The Eleventh Circuit is one of the busiest and quickest federal appeals courts in the nation, according to a recently released "Judicial Caseload Profile" of the court released by the judiciary.

The report presents statistics on the work of the Federal Judiciary for the fiscal year ending September 30, 2013, comparing data for this year to data for prior years.

Robin Rosenberg Gets the Nomination; Gay Judge Passed Over

The seat was Judge William Thomas's, until it wasn't. He was approved by both Florida senators, vetted, and appeared set for the nomination to replace now-Eleventh Circuit Court of Appeals Judge Adalberto Jordan. Sen. Marco Rubio (R-FL) had a change of heart and blue-slip blocked the nomination, allegedly due to Judge Thomas's "judicial temperament" and doubt about his ability to hand out fair sentences.

Many believe the move was political, and due to Judge Thomas's sexual orientation.
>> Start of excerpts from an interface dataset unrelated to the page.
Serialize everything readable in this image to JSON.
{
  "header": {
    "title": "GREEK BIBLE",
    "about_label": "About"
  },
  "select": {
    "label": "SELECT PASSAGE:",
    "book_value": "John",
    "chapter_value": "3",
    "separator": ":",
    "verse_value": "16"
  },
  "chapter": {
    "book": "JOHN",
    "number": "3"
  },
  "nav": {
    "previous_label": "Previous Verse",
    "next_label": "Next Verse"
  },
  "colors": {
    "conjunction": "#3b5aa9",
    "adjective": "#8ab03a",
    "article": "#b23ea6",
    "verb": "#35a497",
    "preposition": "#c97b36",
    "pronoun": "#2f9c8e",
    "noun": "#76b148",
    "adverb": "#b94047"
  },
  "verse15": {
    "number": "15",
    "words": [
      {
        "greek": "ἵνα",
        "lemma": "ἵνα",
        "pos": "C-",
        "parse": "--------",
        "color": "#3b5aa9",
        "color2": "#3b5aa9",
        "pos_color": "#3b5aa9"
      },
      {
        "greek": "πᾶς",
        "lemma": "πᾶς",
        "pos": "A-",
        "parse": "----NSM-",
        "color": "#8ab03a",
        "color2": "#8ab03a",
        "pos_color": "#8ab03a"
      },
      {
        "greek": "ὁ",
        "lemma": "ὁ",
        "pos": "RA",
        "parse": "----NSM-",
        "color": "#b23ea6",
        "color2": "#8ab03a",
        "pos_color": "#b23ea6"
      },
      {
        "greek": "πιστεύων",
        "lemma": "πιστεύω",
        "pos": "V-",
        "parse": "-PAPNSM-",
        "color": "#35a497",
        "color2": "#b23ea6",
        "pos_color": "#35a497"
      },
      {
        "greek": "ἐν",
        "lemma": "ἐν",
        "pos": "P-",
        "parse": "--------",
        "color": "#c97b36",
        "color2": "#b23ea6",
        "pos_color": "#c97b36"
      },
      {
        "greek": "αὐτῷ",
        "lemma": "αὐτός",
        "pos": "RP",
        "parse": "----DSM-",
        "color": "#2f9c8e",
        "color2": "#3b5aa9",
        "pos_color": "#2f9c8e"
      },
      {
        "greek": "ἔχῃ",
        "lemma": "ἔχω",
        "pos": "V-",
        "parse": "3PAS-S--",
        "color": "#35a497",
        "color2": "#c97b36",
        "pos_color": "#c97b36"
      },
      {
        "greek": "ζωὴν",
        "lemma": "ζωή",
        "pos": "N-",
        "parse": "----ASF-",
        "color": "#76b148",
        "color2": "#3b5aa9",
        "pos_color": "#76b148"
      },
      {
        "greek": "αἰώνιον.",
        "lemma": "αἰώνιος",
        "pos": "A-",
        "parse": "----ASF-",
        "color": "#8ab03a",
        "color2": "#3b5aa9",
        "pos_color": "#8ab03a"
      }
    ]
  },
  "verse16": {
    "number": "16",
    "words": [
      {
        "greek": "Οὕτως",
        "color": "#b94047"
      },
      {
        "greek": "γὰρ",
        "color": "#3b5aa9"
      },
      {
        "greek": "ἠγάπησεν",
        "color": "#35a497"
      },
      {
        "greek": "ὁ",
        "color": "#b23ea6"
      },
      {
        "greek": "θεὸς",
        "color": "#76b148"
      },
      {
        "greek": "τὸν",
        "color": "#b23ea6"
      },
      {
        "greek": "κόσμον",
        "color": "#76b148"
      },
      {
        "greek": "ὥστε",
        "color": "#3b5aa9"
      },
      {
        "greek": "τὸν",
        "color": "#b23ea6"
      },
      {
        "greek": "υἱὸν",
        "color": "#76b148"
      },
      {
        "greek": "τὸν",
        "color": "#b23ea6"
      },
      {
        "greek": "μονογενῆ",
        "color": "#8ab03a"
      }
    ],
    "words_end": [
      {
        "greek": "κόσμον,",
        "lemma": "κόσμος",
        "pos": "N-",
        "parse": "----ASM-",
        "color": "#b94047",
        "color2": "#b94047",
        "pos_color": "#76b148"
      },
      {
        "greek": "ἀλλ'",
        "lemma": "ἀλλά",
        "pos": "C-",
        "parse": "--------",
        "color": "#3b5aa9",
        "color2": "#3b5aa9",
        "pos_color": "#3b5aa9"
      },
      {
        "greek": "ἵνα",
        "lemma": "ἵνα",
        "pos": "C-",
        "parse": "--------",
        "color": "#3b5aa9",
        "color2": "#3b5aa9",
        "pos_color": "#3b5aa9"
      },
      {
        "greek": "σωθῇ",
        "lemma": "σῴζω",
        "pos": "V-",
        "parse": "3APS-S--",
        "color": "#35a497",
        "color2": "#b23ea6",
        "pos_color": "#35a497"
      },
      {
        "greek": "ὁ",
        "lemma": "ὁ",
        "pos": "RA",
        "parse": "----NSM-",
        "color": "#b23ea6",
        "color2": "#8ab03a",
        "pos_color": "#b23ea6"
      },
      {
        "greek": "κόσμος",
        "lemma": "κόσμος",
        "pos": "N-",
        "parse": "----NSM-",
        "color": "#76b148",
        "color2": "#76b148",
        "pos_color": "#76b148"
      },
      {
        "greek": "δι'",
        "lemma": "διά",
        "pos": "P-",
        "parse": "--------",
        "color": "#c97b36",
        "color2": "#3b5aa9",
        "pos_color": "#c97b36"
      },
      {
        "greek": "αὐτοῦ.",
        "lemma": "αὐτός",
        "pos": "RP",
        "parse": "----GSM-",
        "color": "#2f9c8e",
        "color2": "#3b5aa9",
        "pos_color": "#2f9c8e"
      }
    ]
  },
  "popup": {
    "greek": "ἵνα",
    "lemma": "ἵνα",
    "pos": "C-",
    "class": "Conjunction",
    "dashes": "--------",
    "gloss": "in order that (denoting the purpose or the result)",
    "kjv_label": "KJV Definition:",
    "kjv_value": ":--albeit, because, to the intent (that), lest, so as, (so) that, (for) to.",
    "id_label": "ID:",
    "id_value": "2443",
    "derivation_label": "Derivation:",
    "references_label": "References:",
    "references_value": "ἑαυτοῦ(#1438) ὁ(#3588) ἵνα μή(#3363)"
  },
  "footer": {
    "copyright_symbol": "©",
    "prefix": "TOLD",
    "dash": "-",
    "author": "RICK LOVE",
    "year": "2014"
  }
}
There won't be a change of heart, it seems, as the district court seat is now set to be filled by Judge Robin Rosenberg (not to be confused with Judge Robin Rosenbaum, who was recently nominated to the Eleventh Circuit Court of Appeals bench after a few years with the district court). She comes to the federal court from the state court bench.

As Expected, Diversity Proponents Fighting 11th Cir. Nominees

Last month, a long-rumored bipartisan deal to fill a number of district court and Court of Appeals vacancies finally went through, much to the chagrin of Georgia civil rights leaders. Out of the six nominees, only one was a racial minority, and two had previously taken controversial stances on divisive issues (Confederate flags and voter ID laws).

Now, Advocacy for Action, a coalition of African-American attorneys, has asked Sen. Patrick Leahy, D-Vt. to allow the organization to testify in opposition to the slate of nominees.